# [Extracted information]

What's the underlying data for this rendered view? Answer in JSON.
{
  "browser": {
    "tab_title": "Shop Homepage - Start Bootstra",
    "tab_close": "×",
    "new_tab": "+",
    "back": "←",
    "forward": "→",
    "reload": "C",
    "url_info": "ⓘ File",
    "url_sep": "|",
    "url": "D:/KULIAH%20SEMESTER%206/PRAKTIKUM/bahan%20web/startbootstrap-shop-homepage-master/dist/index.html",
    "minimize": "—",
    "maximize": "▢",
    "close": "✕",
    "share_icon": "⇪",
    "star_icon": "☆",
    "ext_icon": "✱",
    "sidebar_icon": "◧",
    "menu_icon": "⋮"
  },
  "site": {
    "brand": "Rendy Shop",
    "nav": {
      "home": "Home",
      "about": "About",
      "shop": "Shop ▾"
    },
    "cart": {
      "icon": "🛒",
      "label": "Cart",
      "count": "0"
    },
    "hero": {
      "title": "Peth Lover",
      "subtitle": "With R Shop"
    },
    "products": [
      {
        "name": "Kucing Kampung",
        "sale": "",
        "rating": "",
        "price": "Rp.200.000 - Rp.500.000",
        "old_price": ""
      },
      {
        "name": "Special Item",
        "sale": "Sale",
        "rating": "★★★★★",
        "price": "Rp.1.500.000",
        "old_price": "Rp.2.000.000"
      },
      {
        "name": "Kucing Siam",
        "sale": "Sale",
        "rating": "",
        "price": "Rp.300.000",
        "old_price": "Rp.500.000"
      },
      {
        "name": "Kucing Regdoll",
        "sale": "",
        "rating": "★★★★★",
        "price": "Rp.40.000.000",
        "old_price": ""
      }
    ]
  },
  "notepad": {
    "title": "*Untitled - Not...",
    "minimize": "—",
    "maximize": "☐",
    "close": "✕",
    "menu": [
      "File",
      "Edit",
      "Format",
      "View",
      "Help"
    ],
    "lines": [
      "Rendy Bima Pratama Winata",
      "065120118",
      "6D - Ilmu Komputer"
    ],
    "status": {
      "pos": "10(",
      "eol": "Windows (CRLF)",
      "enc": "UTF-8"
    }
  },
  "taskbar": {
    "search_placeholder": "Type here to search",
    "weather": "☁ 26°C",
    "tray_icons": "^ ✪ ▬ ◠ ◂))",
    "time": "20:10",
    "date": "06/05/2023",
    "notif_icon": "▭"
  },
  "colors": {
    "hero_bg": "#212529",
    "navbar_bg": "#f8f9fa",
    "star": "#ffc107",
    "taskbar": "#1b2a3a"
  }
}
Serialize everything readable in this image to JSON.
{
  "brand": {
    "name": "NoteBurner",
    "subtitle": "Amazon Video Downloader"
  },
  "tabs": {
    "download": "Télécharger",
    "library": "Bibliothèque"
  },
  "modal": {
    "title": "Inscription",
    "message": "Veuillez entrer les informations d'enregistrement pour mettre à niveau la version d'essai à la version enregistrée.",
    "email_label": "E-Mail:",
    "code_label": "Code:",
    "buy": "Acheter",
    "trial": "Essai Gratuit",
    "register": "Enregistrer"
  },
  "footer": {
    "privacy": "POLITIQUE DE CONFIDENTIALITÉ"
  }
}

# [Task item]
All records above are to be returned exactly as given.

# [Written solution]
What's the underlying data for this rendered view? Answer in JSON.
{
  "browser": {
    "tab_title": "Shop Homepage - Start Bootstra",
    "tab_close": "×",
    "new_tab": "+",
    "back": "←",
    "forward": "→",
    "reload": "C",
    "url_info": "ⓘ File",
    "url_sep": "|",
    "url": "D:/KULIAH%20SEMESTER%206/PRAKTIKUM/bahan%20web/startbootstrap-shop-homepage-master/dist/index.html",
    "minimize": "—",
    "maximize": "▢",
    "close": "✕",
    "share_icon": "⇪",
    "star_icon": "☆",
    "ext_icon": "✱",
    "sidebar_icon": "◧",
    "menu_icon": "⋮"
  },
  "site": {
    "brand": "Rendy Shop",
    "nav": {
      "home": "Home",
      "about": "About",
      "shop": "Shop ▾"
    },
    "cart": {
      "icon": "🛒",
      "label": "Cart",
      "count": "0"
    },
    "hero": {
      "title": "Peth Lover",
      "subtitle": "With R Shop"
    },
    "products": [
      {
        "name": "Kucing Kampung",
        "sale": "",
        "rating": "",
        "price": "Rp.200.000 - Rp.500.000",
        "old_price": ""
      },
      {
        "name": "Special Item",
        "sale": "Sale",
        "rating": "★★★★★",
        "price": "Rp.1.500.000",
        "old_price": "Rp.2.000.000"
      },
      {
        "name": "Kucing Siam",
        "sale": "Sale",
        "rating": "",
        "price": "Rp.300.000",
        "old_price": "Rp.500.000"
      },
      {
        "name": "Kucing Regdoll",
        "sale": "",
        "rating": "★★★★★",
        "price": "Rp.40.000.000",
        "old_price": ""
      }
    ]
  },
  "notepad": {
    "title": "*Untitled - Not...",
    "minimize": "—",
    "maximize": "☐",
    "close": "✕",
    "menu": [
      "File",
      "Edit",
      "Format",
      "View",
      "Help"
    ],
    "lines": [
      "Rendy Bima Pratama Winata",
      "065120118",
      "6D - Ilmu Komputer"
    ],
    "status": {
      "pos": "10(",
      "eol": "Windows (CRLF)",
      "enc": "UTF-8"
    }
  },
  "taskbar": {
    "search_placeholder": "Type here to search",
    "weather": "☁ 26°C",
    "tray_icons": "^ ✪ ▬ ◠ ◂))",
    "time": "20:10",
    "date": "06/05/2023",
    "notif_icon": "▭"
  },
  "colors": {
    "hero_bg": "#212529",
    "navbar_bg": "#f8f9fa",
    "star": "#ffc107",
    "taskbar": "#1b2a3a"
  }
}
Serialize everything readable in this image to JSON.
{
  "brand": {
    "name": "NoteBurner",
    "subtitle": "Amazon Video Downloader"
  },
  "tabs": {
    "download": "Télécharger",
    "library": "Bibliothèque"
  },
  "modal": {
    "title": "Inscription",
    "message": "Veuillez entrer les informations d'enregistrement pour mettre à niveau la version d'essai à la version enregistrée.",
    "email_label": "E-Mail:",
    "code_label": "Code:",
    "buy": "Acheter",
    "trial": "Essai Gratuit",
    "register": "Enregistrer"
  },
  "footer": {
    "privacy": "POLITIQUE DE CONFIDENTIALITÉ"
  }
}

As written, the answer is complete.